In a federal criminal trial, the government initiates the case alongside law enforcement agencies. The U.S. Attorney represents the government in criminal prosecutions and the grand jury analyzes the evidence. If a criminal case does not go your way, what can you do?
According to the United States Courts, the defendant can appeal a federal court’s decision.
How to appeal a verdict
In a criminal case, you and the government can only appeal guilty verdicts. If you are not guilty, then the government can never appeal that decision. However, if you have a guilty verdict, then either side can appeal the sentence. In appellate court, you do not present new evidence. There are no witnesses. The court, instead, reviews the procedures of the trial court.
To appeal a case, the United States Courts explains that one side must believe that the trial was unfair, that the judge applied the law incorrectly or the wrong law. Defendants may also appeal based on violations to the U.S. or state constitution.
How to appeal the appellate decision
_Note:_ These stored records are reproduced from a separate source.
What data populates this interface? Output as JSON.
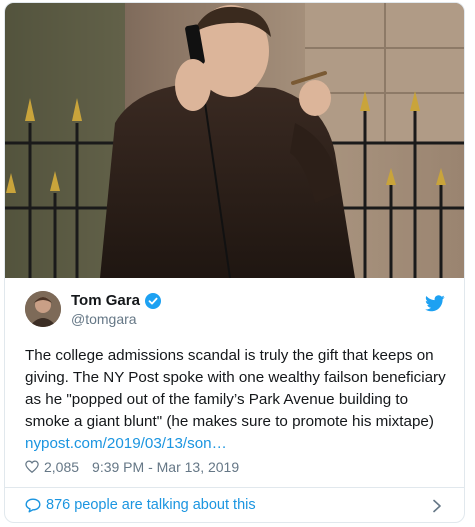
{
  "tweet": {
    "author": {
      "display_name": "Tom Gara",
      "handle": "@tomgara",
      "verified": true,
      "avatar_icon": "avatar-photo"
    },
    "text_before_link": "The college admissions scandal is truly the gift that keeps on giving. The NY Post spoke with one wealthy failson beneficiary as he \"popped out of the family’s Park Avenue building to smoke a giant blunt\" (he makes sure to promote his mixtape) ",
    "link_text": "nypost.com/2019/03/13/son…",
    "likes": "2,085",
    "timestamp": "9:39 PM - Mar 13, 2019",
    "talking_label": "876 people are talking about this"
  },
  "icons": {
    "brand": "twitter-bird-icon",
    "verified": "verified-badge-icon",
    "like": "heart-icon",
    "reply": "speech-bubble-icon",
    "more": "chevron-right-icon"
  },
  "colors": {
    "link": "#1b95e0",
    "secondary_text": "#657786",
    "border": "#e1e8ed",
    "text": "#14171a"
  }
}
The lawyers present their written arguments and then may have to argue the case in court. These arguments tend to only last about 15 minutes. However, after the arguments finish and if the court upholds the previous court’s judgment, what can you do? In most cases, the appellate court’s verdict is final. You can file a petition for a writ of certiorari. This is a document that asks the Supreme Court to make a decision. The Supreme Court only has to hear a case if it involves an important legal issue or if two or more federal courts interpreted the law differently.